## Work order
Say how many of the lines below contain the word "from"; nothing else belongs in the answer.

## Data provided
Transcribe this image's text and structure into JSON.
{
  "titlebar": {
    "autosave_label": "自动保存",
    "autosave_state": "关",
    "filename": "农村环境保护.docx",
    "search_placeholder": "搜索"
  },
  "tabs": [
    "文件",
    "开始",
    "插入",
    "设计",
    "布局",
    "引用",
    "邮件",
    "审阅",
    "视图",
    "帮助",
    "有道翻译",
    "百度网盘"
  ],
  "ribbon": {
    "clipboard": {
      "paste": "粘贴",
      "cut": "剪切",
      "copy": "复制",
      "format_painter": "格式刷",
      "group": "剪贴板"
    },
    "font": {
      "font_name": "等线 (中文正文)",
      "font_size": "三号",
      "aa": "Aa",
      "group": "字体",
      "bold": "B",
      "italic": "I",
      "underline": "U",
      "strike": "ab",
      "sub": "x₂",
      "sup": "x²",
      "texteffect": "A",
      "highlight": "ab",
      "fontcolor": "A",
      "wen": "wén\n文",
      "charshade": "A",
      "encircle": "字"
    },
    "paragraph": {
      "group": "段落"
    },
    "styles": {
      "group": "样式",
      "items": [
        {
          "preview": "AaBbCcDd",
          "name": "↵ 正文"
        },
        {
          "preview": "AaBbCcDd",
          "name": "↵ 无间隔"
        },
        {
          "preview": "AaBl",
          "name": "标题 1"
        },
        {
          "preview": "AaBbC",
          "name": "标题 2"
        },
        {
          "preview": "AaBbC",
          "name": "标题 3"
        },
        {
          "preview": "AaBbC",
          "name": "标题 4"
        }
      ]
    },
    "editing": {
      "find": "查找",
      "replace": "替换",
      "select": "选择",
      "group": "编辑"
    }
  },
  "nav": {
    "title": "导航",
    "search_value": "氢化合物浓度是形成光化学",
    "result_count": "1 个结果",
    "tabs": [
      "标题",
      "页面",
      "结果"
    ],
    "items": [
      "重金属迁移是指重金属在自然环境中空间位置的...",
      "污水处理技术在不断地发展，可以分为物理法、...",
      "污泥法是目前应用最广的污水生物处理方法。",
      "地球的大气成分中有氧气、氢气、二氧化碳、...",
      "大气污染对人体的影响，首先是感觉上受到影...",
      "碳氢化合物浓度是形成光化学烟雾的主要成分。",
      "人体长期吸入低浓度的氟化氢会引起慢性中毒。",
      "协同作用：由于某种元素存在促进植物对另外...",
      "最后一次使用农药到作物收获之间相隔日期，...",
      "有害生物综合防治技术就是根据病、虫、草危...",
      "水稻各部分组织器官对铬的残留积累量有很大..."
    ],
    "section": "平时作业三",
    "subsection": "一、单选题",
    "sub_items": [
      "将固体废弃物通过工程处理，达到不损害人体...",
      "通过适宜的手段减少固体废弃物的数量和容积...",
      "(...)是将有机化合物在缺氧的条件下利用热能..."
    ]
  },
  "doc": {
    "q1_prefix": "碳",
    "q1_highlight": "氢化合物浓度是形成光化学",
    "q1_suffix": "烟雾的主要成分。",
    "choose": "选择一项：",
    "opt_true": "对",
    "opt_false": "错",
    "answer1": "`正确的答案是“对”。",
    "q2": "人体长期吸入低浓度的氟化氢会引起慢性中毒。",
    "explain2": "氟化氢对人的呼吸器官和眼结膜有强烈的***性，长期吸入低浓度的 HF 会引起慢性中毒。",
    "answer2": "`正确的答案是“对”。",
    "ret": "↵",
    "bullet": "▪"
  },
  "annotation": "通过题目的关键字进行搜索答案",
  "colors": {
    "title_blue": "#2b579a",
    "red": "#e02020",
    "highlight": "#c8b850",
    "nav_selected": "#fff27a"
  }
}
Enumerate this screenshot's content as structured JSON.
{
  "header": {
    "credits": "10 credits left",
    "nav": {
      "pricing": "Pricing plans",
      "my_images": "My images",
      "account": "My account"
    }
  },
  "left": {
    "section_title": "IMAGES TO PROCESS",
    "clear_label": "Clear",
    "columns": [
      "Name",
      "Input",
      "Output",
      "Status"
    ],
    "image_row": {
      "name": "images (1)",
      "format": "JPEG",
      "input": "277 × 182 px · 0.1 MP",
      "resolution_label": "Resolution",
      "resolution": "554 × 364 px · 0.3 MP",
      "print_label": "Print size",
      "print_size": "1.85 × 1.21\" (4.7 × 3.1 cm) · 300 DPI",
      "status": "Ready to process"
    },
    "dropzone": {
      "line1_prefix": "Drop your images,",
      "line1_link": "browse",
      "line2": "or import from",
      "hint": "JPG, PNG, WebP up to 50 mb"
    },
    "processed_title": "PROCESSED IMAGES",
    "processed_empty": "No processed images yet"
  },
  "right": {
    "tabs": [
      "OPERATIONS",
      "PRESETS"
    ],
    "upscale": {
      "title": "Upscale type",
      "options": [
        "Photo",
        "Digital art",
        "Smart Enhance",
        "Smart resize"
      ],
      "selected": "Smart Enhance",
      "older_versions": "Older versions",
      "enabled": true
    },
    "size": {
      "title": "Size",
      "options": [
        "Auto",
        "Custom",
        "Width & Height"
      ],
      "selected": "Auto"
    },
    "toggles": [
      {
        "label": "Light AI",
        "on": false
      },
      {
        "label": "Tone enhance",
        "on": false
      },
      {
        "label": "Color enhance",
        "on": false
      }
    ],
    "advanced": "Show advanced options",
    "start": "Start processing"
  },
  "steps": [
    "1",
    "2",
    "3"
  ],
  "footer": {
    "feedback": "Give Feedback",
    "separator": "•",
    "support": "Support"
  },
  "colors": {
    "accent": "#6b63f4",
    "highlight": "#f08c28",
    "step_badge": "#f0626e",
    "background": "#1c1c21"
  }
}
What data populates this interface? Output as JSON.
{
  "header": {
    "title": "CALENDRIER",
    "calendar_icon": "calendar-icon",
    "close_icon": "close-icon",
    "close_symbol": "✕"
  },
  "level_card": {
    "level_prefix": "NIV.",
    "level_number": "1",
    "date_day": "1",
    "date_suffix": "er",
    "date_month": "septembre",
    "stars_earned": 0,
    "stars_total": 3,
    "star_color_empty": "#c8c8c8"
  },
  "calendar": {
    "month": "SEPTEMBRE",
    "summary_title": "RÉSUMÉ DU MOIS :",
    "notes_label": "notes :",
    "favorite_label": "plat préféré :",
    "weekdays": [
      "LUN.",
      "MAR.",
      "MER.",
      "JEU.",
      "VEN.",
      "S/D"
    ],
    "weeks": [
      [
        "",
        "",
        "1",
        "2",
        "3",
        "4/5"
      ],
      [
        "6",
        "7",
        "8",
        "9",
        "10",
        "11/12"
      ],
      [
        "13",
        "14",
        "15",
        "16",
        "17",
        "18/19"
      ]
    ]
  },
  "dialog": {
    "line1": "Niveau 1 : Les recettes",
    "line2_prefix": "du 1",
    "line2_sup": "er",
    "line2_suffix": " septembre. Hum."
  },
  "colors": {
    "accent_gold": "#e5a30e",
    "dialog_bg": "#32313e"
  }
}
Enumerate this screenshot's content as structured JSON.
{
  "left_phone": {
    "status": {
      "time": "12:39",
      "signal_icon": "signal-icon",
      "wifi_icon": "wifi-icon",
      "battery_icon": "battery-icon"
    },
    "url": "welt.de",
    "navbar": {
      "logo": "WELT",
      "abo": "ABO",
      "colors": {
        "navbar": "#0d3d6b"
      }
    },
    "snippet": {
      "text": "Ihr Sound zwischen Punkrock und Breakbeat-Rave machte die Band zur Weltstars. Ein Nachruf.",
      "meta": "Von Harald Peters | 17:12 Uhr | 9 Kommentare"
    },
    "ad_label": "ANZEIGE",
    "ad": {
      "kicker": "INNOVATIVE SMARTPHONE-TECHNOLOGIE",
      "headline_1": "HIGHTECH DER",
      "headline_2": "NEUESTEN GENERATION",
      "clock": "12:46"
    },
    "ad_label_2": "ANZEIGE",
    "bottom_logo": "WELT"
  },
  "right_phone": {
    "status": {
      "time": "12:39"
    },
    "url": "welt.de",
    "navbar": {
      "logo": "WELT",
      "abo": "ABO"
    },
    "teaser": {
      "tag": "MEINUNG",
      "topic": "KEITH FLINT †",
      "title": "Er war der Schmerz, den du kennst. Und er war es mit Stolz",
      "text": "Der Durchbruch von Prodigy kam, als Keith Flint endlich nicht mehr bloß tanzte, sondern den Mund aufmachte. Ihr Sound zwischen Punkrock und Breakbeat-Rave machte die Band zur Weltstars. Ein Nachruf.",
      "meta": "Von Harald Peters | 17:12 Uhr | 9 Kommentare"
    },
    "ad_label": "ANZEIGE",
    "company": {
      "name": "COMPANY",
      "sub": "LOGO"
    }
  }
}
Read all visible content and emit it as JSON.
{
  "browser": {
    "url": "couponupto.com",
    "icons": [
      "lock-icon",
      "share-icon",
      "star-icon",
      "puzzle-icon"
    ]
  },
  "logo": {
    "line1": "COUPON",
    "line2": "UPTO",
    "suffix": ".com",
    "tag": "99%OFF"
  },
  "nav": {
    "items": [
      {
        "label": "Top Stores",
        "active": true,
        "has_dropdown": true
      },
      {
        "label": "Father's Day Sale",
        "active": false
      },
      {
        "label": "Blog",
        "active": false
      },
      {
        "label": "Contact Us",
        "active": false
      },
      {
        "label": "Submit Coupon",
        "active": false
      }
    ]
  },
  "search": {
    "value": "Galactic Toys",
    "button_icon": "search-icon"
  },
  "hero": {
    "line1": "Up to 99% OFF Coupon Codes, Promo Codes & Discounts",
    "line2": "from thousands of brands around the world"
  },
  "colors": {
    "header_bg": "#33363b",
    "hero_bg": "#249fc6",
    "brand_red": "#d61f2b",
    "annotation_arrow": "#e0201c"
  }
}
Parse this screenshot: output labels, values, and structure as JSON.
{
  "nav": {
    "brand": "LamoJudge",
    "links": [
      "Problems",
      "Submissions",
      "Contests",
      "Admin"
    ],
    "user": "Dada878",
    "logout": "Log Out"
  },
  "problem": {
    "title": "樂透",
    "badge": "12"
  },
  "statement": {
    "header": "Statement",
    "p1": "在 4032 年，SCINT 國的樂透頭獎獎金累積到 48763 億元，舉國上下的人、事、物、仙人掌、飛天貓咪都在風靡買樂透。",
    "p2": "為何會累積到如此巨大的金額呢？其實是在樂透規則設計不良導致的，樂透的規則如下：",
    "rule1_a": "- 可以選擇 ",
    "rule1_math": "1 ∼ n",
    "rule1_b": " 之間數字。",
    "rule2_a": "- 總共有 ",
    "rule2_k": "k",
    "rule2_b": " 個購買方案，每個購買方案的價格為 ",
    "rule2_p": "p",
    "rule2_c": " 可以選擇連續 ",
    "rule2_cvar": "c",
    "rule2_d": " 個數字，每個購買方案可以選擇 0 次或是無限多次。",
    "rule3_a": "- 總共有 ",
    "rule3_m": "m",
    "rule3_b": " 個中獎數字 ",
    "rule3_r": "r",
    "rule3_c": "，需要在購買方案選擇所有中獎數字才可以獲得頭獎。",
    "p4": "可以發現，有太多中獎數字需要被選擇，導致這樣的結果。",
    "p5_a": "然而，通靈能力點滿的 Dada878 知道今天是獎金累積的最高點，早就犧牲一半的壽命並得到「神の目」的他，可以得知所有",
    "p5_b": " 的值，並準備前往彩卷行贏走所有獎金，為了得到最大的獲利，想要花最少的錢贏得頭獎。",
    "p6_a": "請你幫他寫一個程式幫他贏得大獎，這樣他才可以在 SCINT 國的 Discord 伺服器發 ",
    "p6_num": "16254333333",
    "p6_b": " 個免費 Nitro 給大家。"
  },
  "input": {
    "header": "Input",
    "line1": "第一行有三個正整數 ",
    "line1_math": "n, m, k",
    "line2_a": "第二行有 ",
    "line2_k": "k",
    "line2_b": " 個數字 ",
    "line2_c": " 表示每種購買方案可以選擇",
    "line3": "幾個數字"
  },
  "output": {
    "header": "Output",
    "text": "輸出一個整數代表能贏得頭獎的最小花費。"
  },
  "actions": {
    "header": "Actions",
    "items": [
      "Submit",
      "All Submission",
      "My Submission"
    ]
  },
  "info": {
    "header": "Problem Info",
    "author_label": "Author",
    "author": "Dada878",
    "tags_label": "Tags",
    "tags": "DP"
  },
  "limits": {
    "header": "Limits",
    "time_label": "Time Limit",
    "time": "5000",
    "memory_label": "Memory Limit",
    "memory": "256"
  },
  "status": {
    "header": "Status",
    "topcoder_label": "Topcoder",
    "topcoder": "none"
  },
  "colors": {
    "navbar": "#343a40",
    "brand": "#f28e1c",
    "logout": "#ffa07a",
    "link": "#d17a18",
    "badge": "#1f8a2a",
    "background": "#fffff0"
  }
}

## Solution to this exercise
2